I understand your point about the double standard. But people do things that are in the best interest of their kids in their minds but the law disagrees. Both parents have equal rights until the court restricts or strips them of those rights. We can't allow the first one to kidnap them to be the one to make that call.
 

Thorgasm

Bus Driver to Hell
DP Veteran
Joined
Oct 4, 2005
Messages
69,451
Reaction score
15,335
Gender
Undisclosed
Political Leaning
Very Conservative
Every state does, but oh my god, legal aid sucks so bad.
They have a years-long waiting list, sometimes, to get in to speak to someone.
When I went to get my divorce, my dad initially told me to go to legal aid for representation.
When we realized how bad it sucked, he hired me an attorney.
If the other parent is a danger to the kids, it doesn't take Perry Mason to prove it.
 

1069

Banned
Joined
Oct 21, 2006
Messages
24,978
Reaction score
5,126
Gender
Undisclosed
Political Leaning
Undisclosed
I understand your point about the double standard. But people do things that are in the best interest of their kids in their minds but the law disagrees. Both parents have equal rights until the court restricts or strips them of those rights. We can't allow the first one to kidnap them to be the one to make that call.
I'm not talking about the law, per se.
The law might well be treating the kidnapper the same, regardless of his sex.
I'm talking about the reaction of ordinary citizens to the case.
Activists would be taking to the streets in protest, if he were female.
There would be a huge public outcry.
There'd be editorials in every paper by formerly abused women and children, about how he's a hero for rescuing his kids.

I'm talking about assumptions people make, based on the gender of the parent in question.
 
Last edited:

1069
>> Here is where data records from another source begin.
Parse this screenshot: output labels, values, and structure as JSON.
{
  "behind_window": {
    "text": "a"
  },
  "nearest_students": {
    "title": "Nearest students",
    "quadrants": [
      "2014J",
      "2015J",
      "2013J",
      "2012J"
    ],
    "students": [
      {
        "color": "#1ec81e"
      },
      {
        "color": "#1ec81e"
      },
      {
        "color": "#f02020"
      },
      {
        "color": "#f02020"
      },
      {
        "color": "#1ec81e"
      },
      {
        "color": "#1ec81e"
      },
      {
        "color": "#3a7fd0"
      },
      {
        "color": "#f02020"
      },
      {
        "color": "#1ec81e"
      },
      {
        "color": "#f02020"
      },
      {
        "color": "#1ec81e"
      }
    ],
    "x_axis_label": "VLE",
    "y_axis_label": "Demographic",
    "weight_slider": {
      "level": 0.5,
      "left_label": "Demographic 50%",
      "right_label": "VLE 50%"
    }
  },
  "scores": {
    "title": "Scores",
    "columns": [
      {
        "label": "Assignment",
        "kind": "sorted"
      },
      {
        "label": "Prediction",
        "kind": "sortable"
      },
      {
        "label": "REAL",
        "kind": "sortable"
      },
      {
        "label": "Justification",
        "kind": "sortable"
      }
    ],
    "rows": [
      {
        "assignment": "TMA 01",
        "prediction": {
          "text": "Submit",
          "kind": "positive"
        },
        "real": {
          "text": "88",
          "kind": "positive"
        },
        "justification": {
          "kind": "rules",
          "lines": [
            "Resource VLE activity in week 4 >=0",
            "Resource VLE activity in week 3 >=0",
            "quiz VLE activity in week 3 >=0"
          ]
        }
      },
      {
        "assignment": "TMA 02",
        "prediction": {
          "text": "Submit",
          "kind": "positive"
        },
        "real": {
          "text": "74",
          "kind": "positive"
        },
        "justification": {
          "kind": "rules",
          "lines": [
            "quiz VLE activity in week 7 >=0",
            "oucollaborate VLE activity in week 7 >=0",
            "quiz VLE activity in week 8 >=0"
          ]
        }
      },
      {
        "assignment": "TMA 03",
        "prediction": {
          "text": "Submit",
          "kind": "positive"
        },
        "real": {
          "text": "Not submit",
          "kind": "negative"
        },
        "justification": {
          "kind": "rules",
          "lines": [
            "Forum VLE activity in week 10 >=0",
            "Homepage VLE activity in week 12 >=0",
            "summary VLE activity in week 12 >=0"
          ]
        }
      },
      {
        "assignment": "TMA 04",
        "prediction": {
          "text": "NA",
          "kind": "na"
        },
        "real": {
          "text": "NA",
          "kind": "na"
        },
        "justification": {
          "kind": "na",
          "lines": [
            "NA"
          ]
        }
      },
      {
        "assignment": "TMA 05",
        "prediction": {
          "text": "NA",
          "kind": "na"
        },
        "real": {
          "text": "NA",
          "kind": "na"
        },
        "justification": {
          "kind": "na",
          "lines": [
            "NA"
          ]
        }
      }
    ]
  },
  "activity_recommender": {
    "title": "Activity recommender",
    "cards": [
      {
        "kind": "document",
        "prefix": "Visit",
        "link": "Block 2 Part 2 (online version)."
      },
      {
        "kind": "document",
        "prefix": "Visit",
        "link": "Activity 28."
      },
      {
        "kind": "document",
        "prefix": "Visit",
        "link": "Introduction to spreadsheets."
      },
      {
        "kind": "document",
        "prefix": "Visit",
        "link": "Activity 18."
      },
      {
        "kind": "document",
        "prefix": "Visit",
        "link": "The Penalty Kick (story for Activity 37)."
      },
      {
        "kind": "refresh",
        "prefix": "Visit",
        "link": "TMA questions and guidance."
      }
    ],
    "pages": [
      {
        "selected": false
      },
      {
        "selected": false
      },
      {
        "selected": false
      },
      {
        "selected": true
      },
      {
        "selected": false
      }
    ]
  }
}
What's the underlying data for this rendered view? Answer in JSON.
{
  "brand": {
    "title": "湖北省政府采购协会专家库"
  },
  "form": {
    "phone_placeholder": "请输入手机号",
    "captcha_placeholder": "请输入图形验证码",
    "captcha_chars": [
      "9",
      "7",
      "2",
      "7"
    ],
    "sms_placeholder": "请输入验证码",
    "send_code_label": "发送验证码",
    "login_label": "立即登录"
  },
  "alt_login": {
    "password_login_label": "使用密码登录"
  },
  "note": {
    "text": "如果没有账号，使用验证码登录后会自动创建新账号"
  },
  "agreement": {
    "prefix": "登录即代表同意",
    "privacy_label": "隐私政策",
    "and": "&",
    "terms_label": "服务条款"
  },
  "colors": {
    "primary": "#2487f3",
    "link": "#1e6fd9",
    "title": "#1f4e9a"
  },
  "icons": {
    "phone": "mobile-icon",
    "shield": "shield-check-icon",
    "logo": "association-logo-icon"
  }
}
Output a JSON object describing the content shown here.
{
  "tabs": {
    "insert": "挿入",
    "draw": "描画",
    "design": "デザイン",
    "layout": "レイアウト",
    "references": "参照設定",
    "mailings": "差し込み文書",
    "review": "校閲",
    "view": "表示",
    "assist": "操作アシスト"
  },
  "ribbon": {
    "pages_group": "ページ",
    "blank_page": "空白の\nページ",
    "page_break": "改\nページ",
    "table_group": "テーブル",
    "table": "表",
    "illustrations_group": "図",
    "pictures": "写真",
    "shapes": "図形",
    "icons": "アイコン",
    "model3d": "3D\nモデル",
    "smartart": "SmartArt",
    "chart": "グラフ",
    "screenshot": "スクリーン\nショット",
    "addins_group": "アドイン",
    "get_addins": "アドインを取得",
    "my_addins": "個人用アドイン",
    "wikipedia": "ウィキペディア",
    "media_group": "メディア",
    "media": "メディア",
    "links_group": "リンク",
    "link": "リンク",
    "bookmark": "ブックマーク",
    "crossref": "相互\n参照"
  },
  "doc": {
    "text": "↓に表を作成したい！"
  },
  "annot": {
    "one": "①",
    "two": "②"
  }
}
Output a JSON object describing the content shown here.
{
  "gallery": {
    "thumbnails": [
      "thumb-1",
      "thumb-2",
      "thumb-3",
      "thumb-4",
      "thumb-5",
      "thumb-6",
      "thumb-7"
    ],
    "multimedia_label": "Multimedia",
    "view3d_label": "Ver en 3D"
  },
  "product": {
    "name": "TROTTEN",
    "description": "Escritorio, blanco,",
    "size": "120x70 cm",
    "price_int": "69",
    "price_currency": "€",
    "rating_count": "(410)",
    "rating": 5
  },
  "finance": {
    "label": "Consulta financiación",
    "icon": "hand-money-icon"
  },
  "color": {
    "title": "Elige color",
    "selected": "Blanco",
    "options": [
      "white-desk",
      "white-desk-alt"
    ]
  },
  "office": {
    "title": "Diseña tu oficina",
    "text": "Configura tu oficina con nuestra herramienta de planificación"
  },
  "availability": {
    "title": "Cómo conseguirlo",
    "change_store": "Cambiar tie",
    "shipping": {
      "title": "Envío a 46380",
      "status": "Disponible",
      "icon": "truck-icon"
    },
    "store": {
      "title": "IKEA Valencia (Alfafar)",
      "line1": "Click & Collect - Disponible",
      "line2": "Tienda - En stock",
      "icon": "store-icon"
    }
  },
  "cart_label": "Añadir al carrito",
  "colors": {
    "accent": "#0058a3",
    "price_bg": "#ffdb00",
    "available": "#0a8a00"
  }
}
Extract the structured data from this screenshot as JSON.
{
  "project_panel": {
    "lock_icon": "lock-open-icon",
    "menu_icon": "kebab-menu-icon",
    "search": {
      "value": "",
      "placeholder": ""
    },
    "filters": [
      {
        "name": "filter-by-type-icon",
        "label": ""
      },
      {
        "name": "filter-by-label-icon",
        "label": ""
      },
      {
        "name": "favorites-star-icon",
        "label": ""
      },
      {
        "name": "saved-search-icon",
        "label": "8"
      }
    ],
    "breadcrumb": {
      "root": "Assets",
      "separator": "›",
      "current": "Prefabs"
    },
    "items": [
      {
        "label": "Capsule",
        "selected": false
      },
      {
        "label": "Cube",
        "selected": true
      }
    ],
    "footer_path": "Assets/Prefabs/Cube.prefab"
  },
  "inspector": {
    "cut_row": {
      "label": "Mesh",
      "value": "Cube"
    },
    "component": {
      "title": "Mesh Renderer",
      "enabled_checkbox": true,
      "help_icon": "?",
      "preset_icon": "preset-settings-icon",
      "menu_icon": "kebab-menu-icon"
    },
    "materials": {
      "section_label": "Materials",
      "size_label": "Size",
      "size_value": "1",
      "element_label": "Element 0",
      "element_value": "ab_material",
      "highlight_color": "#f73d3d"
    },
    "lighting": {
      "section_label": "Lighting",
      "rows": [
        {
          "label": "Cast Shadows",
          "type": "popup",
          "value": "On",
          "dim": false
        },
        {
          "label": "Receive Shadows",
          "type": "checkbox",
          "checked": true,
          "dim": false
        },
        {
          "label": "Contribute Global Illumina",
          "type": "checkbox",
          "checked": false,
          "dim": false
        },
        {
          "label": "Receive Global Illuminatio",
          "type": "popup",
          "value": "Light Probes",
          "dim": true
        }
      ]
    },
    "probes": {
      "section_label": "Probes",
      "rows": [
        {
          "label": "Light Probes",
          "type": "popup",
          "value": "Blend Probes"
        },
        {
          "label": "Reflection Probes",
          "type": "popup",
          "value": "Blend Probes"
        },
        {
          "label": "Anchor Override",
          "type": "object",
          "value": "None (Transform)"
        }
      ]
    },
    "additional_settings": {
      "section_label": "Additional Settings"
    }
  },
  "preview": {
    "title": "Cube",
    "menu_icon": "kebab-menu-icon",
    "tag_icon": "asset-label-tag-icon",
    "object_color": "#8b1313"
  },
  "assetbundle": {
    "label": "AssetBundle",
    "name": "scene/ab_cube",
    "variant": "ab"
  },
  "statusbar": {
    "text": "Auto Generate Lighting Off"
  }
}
Banned
Joined
Oct 21, 2006
Messages
24,978
Reaction score
5,126
Gender
Undisclosed
Political Leaning
Undisclosed
If the other parent is a danger to the kids, it doesn't take Perry Mason to prove it.
Not true.
Two and three year olds are often abused quite a bit, before anyone manages to prove it definitively in court and remove them from their abuser's custody.
Sometimes they're actually killed by their abuser, and it later turns out that the abuse had been reported and investigated on numerous occasions in the past, but CPS still never found enough evidence to remove them from the situation.

This is especially true in middle-class and affluent households, where the abuser has the means to take legal recourse against the investigators.
 
Last edited:
Top Bottom